(maus) plural mice (mais) noun
1. any of several types of small furry gnawing animal with a long tail, found in houses and in fields.
2. (computers) a device that is used to move the cursor on a computer screen and to give instructions to a computer.
ˈmousy adjective
1. (of hair) dull brown in colour.
2. timid; uninteresting. a mousy little woman.
ˈmousehole noun
a hole made or used by mice.
ˈmousetrap noun
a mechanical trap for a mouse.
Kernerman English Multilingual Dictionary © 2006-2013 K Dictionaries Ltd.
References in periodicals archive ?

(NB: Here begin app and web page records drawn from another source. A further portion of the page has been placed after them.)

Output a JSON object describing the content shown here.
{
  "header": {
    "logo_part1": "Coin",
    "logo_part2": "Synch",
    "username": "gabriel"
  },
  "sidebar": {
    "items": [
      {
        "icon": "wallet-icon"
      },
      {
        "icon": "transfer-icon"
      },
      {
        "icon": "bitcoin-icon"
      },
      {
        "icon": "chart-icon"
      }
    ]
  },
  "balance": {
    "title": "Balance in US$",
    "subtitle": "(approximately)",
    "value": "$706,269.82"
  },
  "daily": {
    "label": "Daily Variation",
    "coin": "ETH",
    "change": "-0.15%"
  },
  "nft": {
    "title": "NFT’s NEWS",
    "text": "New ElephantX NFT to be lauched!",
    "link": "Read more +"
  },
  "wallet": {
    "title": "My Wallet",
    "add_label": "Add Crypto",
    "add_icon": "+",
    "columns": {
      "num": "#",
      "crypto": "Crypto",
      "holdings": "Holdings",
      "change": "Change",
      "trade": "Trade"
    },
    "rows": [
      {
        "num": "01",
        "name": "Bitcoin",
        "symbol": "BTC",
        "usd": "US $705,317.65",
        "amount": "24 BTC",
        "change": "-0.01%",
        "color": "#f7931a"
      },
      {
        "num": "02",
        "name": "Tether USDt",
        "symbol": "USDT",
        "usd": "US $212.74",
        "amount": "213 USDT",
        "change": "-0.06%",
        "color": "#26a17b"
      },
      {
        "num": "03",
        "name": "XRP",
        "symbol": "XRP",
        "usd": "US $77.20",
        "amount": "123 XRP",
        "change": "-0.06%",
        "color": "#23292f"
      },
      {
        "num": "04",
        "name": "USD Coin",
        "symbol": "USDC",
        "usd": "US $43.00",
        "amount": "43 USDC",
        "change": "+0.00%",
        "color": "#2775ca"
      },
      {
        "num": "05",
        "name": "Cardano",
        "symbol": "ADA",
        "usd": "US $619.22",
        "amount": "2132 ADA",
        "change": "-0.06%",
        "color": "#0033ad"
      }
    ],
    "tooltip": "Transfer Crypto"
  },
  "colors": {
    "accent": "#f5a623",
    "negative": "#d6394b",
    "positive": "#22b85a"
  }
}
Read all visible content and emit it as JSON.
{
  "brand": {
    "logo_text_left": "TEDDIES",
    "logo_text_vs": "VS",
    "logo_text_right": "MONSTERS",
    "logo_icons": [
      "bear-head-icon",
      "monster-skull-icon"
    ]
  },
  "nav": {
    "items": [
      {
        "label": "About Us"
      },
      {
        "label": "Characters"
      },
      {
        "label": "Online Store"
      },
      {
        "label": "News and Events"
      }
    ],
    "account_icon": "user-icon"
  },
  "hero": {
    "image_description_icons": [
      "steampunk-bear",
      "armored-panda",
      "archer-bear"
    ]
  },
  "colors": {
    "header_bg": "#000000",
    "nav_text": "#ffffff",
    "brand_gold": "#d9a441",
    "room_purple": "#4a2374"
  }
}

Michelle Flaherty Mousily played by Alison Hannigan in the American Pie series of films, this titianthatched dark horse confirmed the old adage that's it's the quiet ones you have to watch.
Peg, and those like her, who mousily worked any time, under any conditions, at any cost to their personal lives and families, and never demanded the recognition and appreciation they were due, are in no small part responsible for the ever-worsening shortage of competent laboratory professionals.
Likewise, in this piece, a famously fashionable, bestselling "femi-demic," Margot Mason (expertly played by Sue Ingleton), has her writer's block interrupted by Molly (mousily ferocious Bojana Novakovic).